Sixth Transaction

After 120 days pass, the cancellation policy expires. Receivables initiates revenue recognition for the amount of the receipt that you previously applied to Line 3.

This table describes the accounting entry:

Account Debit Credit

Unearned Revenue

40.00

None

Earned Revenue

None

40.00

The total amount due on this invoice is still $100. The unearned revenue amount on this invoice is $100.

Seventh Transaction

You apply a $100 receipt against the invoice.

Based on the weighted average formula, Receivables applies:

  • $27 to Line 1.

  • $60 to Line 2.

  • $13 to Line 3.

At this point, all time-based contingencies have expired.

This table describes the accounting entry:

Account Debit Credit

Cash

100.00

None

Accounts Receivable

None

100.00

Unearned Revenue

100.00

None

Earned Revenue

None

100.00

The invoice is now fully paid and no unearned revenue remains.

FAQs for Process Revenue Adjustments for Receivables

Revenue is scheduled when Receivables creates, for a transaction line, the revenue distribution records for all accounting periods as specified by the revenue scheduling rule assigned to each line. Scheduled revenue doesn't mean that the revenue amounts are already earned. It means only that Receivables has created the distribution records for these amounts.

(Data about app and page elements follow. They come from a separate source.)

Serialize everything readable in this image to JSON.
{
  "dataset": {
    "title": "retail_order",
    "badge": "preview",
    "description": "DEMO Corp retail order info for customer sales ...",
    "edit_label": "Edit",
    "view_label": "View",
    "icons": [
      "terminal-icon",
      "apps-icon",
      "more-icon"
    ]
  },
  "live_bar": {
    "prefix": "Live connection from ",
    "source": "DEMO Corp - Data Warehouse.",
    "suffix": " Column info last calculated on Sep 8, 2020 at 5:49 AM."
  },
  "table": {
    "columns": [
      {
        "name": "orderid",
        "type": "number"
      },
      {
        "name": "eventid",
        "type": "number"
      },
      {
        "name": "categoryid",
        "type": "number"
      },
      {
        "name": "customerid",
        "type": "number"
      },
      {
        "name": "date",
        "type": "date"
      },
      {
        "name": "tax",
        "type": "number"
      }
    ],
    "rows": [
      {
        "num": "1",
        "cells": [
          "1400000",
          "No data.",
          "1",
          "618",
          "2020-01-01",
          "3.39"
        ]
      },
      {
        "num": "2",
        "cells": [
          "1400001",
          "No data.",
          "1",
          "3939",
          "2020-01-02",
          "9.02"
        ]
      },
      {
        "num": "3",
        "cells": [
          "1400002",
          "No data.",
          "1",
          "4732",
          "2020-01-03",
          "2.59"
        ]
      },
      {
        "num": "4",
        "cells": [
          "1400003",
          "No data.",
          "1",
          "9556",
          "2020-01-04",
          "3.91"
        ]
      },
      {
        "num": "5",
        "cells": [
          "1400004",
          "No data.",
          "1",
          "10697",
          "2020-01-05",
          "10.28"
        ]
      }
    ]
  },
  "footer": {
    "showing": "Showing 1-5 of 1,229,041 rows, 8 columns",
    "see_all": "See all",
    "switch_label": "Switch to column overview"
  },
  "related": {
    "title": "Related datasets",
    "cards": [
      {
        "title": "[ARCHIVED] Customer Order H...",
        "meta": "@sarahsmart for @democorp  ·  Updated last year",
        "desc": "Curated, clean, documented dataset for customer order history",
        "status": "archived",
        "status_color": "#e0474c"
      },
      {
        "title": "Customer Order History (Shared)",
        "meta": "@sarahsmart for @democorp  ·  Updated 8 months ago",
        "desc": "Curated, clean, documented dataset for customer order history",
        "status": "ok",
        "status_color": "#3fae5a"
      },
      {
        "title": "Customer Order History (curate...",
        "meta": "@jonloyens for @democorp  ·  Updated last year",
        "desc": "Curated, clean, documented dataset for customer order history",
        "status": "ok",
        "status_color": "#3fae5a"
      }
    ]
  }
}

Revenue that is unscheduled is deferred to an unearned revenue account. Revenue remains unscheduled either until you manually schedule the revenue or an event triggers the automatic recognition of previously deferred revenue, for example, the customer makes a payment.

If you change the accounting date, this becomes the new start date for revenue recognition, in place of the revenue start date on the transaction line.

You can change the accounting date provided either of these factors is true:

  • There is no revenue scheduling rule on the transaction line.

  • If there is a revenue scheduling rule, it is for a single period only.

If a revenue scheduling rule with more than one period exists, Receivables uses the original start date and revenue recognition schedule on the transaction.

Revenue sales credits refer to the percentage of revenue generated from the sale recorded on a transaction or transaction line that is allotted to each salesperson.

Non-revenue sales credits refer to additional revenue above the transaction or transaction line amount allotted to a salesperson that is unrelated to the sale itself, for example, a sales bonus.

Yes, you can update sales credits on the transaction or transaction line before posting to the general ledger.

The primary salesperson is assigned when you first enter the transaction. You only need to enter or update sales credit information on the transaction in these cases:

  • Assign sales credits to more than one salesperson.

  • Distribute credit across transaction lines.

After you post to general ledger, you must use the Manage Revenue Adjustments pages to update sales credits.

Note: For rule-based transactions, you can't use the Create and Edit Transaction pages to update sales credits or modify salespersons after running revenue recognition, even if the transaction is incomplete. You must use the Manage Revenue Adjustments pages.